***** SUPPLIED MATERIAL *****

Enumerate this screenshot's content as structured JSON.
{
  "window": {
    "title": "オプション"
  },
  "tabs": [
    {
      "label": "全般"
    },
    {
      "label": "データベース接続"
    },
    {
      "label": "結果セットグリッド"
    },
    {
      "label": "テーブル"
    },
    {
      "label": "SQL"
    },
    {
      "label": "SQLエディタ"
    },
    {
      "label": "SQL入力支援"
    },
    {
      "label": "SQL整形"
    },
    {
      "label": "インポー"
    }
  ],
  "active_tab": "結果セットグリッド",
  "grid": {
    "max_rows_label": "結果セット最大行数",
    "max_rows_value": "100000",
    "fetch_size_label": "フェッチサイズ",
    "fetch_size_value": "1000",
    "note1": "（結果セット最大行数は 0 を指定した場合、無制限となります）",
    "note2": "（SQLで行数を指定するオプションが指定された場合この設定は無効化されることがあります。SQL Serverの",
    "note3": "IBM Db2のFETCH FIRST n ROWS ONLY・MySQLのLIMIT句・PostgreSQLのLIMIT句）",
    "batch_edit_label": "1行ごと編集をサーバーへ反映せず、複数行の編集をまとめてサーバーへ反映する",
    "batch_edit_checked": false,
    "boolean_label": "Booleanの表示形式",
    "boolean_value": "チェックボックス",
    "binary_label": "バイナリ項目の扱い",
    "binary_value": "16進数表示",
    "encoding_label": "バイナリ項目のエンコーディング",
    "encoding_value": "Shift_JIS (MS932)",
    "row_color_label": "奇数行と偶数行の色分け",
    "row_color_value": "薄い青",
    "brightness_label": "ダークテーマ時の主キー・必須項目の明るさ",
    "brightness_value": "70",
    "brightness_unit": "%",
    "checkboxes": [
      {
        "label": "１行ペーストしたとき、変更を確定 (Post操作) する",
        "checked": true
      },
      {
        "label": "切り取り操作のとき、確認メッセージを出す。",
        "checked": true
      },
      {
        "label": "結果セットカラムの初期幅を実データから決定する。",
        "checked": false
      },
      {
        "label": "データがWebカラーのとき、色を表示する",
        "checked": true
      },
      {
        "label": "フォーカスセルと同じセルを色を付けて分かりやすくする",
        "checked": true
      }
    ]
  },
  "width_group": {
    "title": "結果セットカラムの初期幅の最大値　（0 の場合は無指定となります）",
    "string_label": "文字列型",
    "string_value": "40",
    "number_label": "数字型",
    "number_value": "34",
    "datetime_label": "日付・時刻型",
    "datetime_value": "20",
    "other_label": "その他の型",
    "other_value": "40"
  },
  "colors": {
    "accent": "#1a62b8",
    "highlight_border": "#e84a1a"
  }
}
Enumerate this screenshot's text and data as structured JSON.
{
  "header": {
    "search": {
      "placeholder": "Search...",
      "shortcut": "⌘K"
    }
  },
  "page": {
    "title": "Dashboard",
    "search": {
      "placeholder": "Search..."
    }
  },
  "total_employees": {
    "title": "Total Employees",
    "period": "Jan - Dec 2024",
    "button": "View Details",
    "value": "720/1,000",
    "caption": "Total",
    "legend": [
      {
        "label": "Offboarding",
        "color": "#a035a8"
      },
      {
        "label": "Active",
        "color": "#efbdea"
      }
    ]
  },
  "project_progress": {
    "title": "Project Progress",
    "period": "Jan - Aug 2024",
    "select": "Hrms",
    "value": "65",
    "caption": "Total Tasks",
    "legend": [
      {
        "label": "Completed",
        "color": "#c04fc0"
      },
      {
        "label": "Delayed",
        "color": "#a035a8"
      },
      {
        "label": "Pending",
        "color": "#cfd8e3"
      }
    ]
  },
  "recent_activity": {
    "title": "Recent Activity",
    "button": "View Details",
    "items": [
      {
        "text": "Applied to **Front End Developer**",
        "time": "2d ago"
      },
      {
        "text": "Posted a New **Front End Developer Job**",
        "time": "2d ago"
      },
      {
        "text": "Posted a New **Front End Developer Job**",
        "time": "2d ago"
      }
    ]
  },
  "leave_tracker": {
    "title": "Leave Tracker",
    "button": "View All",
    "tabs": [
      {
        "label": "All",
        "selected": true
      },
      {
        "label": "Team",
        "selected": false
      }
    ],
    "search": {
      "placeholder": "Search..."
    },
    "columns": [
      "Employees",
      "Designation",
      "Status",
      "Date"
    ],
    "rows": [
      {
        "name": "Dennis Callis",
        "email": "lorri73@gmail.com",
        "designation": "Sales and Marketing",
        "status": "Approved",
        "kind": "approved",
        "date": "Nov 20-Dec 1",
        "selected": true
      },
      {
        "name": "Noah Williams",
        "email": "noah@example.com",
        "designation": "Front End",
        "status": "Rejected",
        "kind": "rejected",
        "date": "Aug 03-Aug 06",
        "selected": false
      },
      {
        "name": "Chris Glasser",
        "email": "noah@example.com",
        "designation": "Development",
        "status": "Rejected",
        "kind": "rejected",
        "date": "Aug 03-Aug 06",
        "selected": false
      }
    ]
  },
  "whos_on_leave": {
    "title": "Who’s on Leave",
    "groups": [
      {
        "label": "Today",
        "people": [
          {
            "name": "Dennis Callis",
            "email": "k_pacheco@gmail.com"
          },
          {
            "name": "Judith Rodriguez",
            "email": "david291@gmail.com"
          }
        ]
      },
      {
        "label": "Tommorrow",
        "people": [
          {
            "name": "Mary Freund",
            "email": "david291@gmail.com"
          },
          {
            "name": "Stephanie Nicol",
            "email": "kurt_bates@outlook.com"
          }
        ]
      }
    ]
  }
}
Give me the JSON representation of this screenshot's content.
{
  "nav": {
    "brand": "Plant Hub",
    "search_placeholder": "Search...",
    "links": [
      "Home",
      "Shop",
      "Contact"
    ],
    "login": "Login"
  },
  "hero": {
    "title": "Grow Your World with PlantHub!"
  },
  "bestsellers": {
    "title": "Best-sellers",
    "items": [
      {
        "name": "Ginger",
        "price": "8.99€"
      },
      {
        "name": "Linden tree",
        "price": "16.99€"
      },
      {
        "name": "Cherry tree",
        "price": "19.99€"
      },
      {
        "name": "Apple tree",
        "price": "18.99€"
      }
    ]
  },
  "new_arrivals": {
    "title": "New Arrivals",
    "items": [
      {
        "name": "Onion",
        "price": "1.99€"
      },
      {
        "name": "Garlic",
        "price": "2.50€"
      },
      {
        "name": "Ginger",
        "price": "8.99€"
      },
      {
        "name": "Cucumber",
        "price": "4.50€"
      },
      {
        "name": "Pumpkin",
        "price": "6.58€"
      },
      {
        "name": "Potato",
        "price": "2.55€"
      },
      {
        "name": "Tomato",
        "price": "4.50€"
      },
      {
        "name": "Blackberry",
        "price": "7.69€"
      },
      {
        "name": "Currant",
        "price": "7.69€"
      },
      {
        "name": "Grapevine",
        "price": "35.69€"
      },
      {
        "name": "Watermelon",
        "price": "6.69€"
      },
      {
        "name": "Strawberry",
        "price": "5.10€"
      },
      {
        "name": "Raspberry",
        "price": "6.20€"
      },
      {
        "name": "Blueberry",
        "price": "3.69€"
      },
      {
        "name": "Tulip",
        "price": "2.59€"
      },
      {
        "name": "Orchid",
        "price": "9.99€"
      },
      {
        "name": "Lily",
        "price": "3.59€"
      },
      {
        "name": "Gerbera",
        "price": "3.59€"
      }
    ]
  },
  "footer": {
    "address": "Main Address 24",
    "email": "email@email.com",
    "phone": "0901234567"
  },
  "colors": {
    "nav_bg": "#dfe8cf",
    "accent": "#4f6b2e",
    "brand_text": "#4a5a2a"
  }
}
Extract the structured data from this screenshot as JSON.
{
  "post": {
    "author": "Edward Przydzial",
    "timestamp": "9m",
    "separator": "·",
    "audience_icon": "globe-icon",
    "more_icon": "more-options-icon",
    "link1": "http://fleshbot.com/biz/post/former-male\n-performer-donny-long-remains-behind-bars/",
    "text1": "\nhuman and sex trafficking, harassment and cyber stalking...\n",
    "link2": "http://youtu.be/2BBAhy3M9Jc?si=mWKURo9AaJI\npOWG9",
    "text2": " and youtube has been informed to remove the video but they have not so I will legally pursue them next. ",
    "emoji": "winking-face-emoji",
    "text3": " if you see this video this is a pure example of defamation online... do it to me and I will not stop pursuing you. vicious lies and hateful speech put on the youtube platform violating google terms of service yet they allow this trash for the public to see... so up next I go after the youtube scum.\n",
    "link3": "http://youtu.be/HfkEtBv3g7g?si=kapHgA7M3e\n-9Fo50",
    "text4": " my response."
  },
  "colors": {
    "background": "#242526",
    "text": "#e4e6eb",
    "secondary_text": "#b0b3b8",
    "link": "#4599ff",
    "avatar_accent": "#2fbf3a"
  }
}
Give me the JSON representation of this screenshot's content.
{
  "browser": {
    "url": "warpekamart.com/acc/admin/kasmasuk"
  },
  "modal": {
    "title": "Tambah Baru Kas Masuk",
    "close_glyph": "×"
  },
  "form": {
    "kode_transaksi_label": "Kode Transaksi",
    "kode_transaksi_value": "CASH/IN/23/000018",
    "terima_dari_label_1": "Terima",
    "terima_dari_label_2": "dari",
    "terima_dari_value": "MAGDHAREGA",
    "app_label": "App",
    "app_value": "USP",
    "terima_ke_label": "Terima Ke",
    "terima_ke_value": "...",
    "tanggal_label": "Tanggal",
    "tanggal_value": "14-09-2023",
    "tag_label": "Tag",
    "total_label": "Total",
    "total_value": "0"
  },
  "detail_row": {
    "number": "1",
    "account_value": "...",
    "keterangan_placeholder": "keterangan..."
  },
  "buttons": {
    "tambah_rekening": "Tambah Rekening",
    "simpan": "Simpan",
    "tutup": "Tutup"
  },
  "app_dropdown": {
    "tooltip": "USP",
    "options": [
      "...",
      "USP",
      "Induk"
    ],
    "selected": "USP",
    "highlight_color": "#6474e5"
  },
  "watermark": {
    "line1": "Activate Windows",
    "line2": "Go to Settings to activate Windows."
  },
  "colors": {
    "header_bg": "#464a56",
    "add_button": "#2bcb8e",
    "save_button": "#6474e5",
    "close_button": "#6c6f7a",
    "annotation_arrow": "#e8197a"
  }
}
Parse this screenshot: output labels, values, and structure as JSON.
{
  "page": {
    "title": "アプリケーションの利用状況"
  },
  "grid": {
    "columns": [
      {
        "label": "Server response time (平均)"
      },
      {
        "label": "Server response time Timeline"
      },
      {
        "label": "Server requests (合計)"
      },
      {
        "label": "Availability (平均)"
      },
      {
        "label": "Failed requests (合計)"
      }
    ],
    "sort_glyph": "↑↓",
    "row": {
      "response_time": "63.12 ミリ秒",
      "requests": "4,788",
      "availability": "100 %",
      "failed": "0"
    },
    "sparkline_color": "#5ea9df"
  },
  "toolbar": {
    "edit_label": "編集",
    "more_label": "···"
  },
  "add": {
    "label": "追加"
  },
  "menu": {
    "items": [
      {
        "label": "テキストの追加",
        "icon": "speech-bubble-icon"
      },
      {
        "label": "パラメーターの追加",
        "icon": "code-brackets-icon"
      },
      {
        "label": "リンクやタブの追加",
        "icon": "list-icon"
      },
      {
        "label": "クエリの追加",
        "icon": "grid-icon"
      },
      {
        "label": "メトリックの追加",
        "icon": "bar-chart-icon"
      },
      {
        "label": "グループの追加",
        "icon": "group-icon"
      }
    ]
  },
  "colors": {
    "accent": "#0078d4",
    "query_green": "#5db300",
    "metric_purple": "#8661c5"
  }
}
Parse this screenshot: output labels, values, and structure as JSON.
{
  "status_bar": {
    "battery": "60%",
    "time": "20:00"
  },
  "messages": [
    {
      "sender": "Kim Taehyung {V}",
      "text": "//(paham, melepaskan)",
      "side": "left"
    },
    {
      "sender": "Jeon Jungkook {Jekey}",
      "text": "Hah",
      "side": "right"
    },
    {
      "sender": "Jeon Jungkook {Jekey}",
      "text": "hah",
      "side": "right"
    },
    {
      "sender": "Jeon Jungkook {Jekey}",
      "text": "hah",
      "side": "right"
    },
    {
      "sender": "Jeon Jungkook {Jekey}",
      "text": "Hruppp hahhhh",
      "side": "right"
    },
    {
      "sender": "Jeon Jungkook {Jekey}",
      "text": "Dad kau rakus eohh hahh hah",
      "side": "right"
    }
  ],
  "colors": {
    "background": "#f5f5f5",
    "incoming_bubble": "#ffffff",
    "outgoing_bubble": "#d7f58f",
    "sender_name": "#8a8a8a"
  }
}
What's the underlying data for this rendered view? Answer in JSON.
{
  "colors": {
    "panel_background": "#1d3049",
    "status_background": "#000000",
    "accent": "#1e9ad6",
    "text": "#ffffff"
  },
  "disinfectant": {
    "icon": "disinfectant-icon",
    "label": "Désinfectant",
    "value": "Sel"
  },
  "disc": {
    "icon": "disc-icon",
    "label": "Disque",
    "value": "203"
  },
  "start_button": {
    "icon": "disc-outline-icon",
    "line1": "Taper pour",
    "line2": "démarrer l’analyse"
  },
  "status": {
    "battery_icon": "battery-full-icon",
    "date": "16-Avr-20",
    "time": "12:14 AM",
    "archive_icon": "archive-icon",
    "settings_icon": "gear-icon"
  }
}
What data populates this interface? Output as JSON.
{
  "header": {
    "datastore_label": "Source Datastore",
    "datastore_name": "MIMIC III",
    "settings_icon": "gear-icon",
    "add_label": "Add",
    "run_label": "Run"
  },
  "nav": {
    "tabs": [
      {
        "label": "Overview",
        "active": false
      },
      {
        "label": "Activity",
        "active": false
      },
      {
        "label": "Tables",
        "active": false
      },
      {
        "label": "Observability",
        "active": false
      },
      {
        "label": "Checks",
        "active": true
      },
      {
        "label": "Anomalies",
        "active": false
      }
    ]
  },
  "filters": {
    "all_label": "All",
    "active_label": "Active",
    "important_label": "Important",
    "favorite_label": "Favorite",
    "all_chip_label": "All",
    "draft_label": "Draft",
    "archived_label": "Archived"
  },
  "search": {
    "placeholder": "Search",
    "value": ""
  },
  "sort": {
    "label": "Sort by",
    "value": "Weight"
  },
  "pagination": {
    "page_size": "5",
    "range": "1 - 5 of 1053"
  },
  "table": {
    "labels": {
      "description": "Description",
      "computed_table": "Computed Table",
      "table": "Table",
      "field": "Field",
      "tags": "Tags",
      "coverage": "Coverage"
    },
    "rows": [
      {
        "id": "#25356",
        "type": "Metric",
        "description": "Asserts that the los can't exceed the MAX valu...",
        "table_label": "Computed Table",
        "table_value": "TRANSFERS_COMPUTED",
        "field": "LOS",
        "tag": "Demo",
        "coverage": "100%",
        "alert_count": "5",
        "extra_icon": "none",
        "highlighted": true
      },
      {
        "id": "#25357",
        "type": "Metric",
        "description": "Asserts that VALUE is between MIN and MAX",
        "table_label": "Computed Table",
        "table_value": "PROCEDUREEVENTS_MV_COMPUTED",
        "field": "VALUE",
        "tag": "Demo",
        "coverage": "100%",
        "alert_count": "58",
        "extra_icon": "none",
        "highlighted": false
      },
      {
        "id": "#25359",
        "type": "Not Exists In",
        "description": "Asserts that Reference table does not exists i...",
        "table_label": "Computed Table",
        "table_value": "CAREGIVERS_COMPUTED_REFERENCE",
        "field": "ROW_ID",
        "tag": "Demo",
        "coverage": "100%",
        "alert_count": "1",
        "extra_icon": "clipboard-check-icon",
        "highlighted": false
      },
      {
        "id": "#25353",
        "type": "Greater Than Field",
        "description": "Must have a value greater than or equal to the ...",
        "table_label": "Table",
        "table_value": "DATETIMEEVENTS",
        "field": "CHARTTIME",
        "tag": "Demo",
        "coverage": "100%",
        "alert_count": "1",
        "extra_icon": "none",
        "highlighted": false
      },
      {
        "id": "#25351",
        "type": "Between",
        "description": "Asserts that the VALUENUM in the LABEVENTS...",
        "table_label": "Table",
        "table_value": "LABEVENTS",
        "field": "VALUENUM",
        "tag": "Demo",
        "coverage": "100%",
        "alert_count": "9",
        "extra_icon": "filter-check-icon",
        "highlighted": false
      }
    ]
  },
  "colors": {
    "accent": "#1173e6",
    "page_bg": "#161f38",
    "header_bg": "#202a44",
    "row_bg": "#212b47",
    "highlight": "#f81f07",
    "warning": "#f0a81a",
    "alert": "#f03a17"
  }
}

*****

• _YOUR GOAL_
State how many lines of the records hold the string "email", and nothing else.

• _EXERCISE RESPONSE_
8